WORK TASK =>
Return, from the material below, each line in which "JSON" occurs.
*****
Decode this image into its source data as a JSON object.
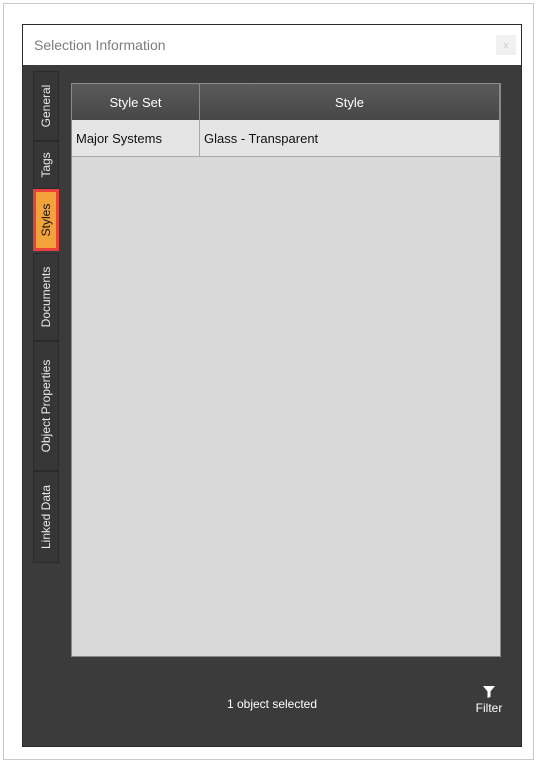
{
  "window": {
    "title": "Selection Information",
    "close_label": "x"
  },
  "tabs": [
    {
      "label": "General",
      "active": false
    },
    {
      "label": "Tags",
      "active": false
    },
    {
      "label": "Styles",
      "active": true
    },
    {
      "label": "Documents",
      "active": false
    },
    {
      "label": "Object Properties",
      "active": false
    },
    {
      "label": "Linked Data",
      "active": false
    }
  ],
  "table": {
    "headers": [
      "Style Set",
      "Style"
    ],
    "rows": [
      [
        "Major Systems",
        "Glass - Transparent"
      ]
    ]
  },
  "status": {
    "text": "1 object selected"
  },
  "filter": {
    "label": "Filter",
    "icon": "filter-icon"
  },
  "colors": {
    "active_tab": "#f2a33a",
    "active_tab_outline": "#e8413c",
    "panel_bg": "#3b3b3b"
  }
}
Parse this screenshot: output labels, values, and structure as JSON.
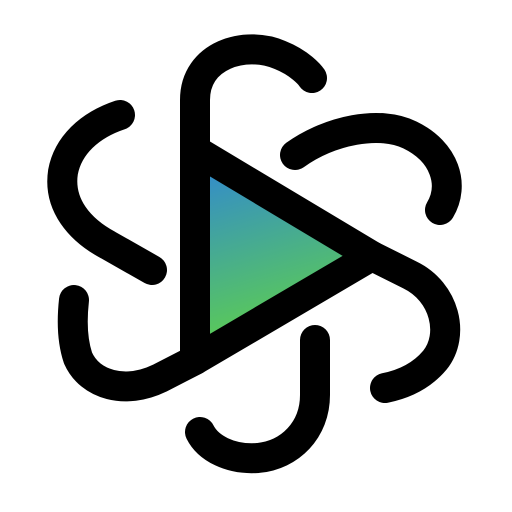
{
  "icon": {
    "name": "play-triangle-logo-icon",
    "stroke_color": "#000000",
    "background_color": "#ffffff",
    "gradient": {
      "top_color": "#2f86d6",
      "bottom_color": "#5fd14a"
    }
  }
}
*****
TASK RESULT =>
Decode this image into its source data as a JSON object.
Parse this screenshot: output labels, values, and structure as JSON.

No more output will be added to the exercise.